August 1-7 is National Breastfeeding Week in the U.S. According to the CDC, 77% of infants were breastfeeding as of 2013, and 49% of those were still breastfeeding at six months. Still, many infants aren’t breastfed as long as doctors recommend.

At Pediatric Associates of Franklin, we want to encourage breastfeeding and answer your most pressing questions.

How Can I Give My Baby a Good Breastfeeding Experience?

The key is to begin as soon as possible. Spend as much time holding your baby as possible so he or she gets used to the feeling of your skin. Limit visiting time in the hospital and in early postpartum days so you can practice breastfeeding often. Try to nurse your baby 8-12 times in a 24-hour period, and make sure you know how to position your baby properly. If positioning your baby is a challenge, breastfeeding hurts, or you have other problems, ask a medical professional for help. Prenatal breastfeeding classes may help, too.

Can I Breastfeed and Still Get Things Done?

Yes. Some mothers eschew breastfeeding, picturing themselves constantly stopping what they’re doing to nurse.
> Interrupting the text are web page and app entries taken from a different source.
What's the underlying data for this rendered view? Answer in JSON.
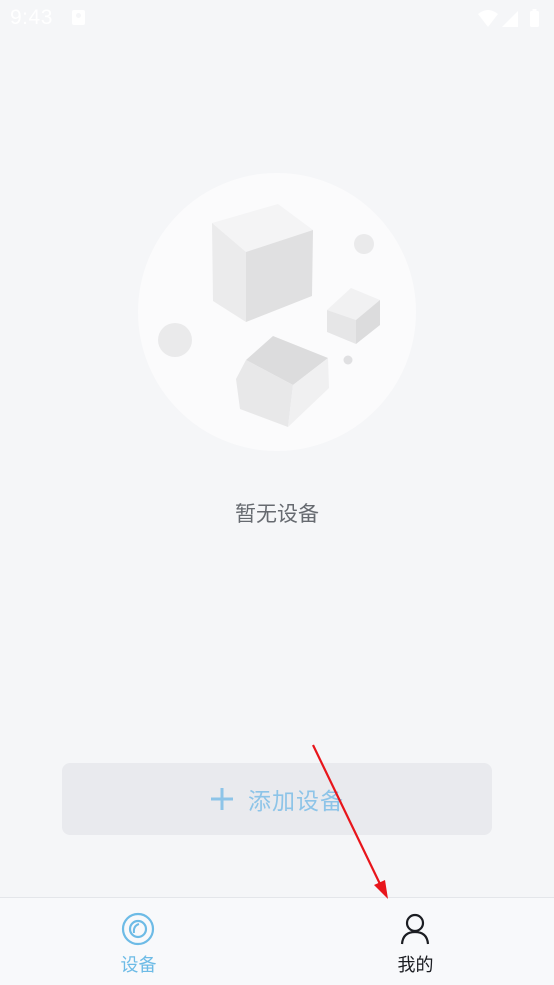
{
  "status_bar": {
    "time": "9:43",
    "icons": [
      "notification-icon",
      "wifi-icon",
      "cellular-signal-icon",
      "battery-icon"
    ]
  },
  "empty_state": {
    "illustration": "empty-box-illustration",
    "message": "暂无设备"
  },
  "add_device": {
    "icon": "plus-icon",
    "label": "添加设备"
  },
  "tab_bar": {
    "tabs": [
      {
        "label": "设备",
        "icon": "device-camera-icon",
        "active": true
      },
      {
        "label": "我的",
        "icon": "user-profile-icon",
        "active": false
      }
    ]
  },
  "colors": {
    "background": "#f5f6f8",
    "accent": "#6dbbe6",
    "button_background": "#e9eaee",
    "button_text": "#8dc4e8",
    "annotation_arrow": "#e8151b"
  }
}
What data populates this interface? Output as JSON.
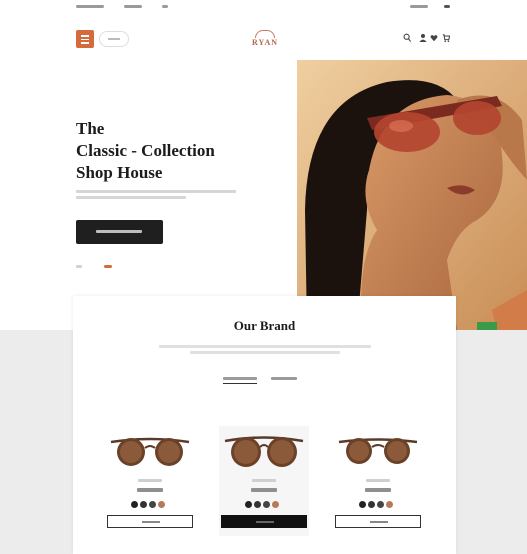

In reality, nursing takes much less time than you think. Once they get the hang of it, some babies can be breastfed in 10-15 minutes. You can nurse a baby anywhere; just bring along a diaper bag and a change of baby clothes, and wear a modest, comfortable top.

What Should I Eat While Breastfeeding?

You can eat anything you like as long as you maintain a healthy, balanced diet. However, if your spouse is allergic to certain foods or drinks, neither you nor your baby should be exposed to them.

Can I Breastfeed at Work?

Many workplaces are now breastfeeding-friendly. Some offer new moms a room where they can pump and store breast milk. In fact, Section 7(r) of the Fair Labor Standards Act, Break Time for Nursing Mothers Provision, requires employers to provide a nursing mother reasonable break time to express breast milk and a place to do so.

Is Breastfeeding Healthy for the Baby?

Absolutely. When babies are born, they’re immune to everything their parents are. However, they don’t have their own immune systems yet. Even at six months, their immune systems are immature. They need time to grow. Breast milk provides the immunities babies can’t make until their bodies are ready. 

How Long Should I Breastfeed?

Every mother is different. Some breastfeed their children well into toddler-hood, while others prefer their babies off the nipple ASAP. The World Health Organization recommends breastfeeding for about 12 months, but ask your doctor for an individual opinion.

Contact your pediatrician with any additional questions.